Cannabis Surveillance With Twitter Data: Emerging Topics and Social Bots
Published Online: December 2019
Objectives. To use publicly accessible data from people who post to Twitter to rapidly capture and describe the public’s recent experiences with cannabis.
Methods. We obtained Twitter posts containing cannabis-related terms from May 1, 2018, to December 31, 2018. We used methods to distinguish between posts from social bots and nonbots. We used text classifiers to identify topics in posts (n = 60 861).
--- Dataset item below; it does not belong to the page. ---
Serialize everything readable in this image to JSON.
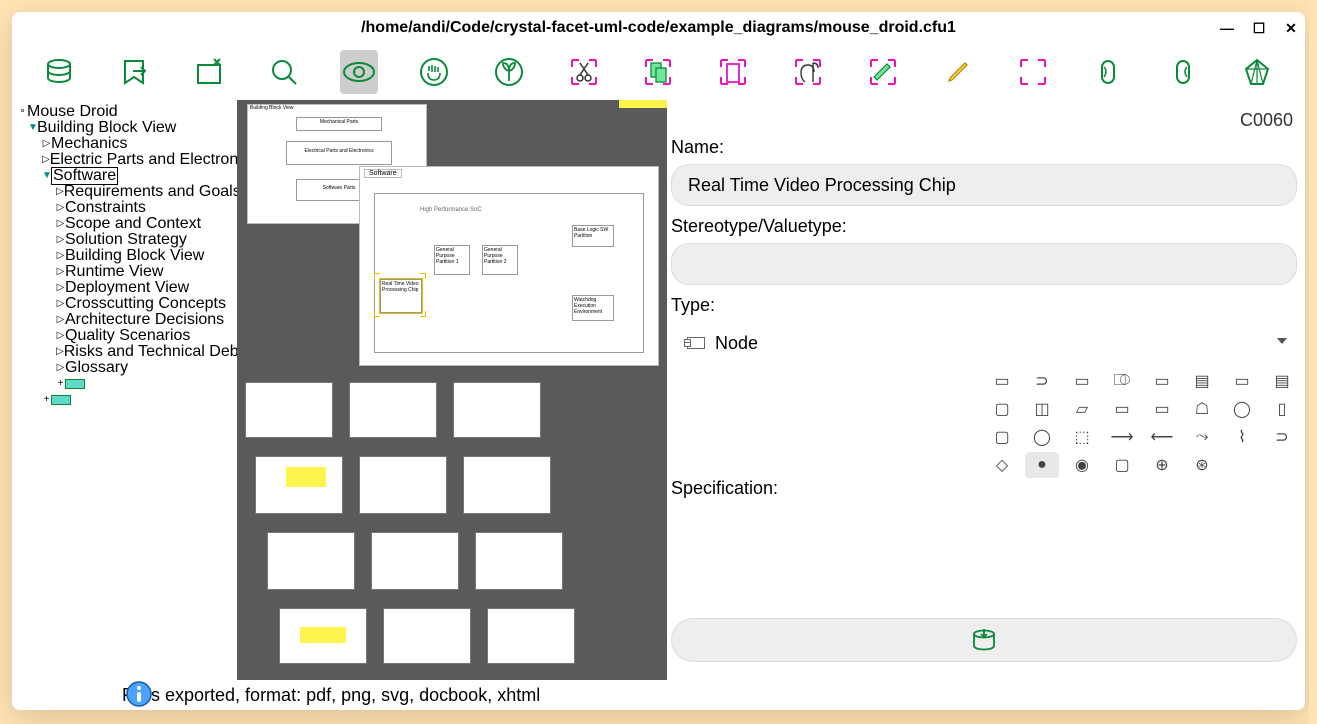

Results. Prevalent topics of posts included using cannabis with mentions of cannabis initiation, processed cannabis products, and health and medical with posts suggesting that cannabis could help with cancer, sleep, pain, anxiety, depression, trauma, and posttraumatic stress disorder. Polysubstance use was a common topic with mentions of cocaine, heroin, ecstasy, LSD, meth, mushrooms, and Xanax along with cannabis. Social bots regularly made health claims about cannabis.
Conclusions. Findings suggest that processed cannabis products, unsubstantiated health claims about cannabis products, and the co-use of cannabis with legal and illicit substances warrant considerations by public health researchers in the future. (Am J Public Health. Published online ahead of print December 19, 2019: e1–e6. doi:10.2105/AJPH.2019.305461)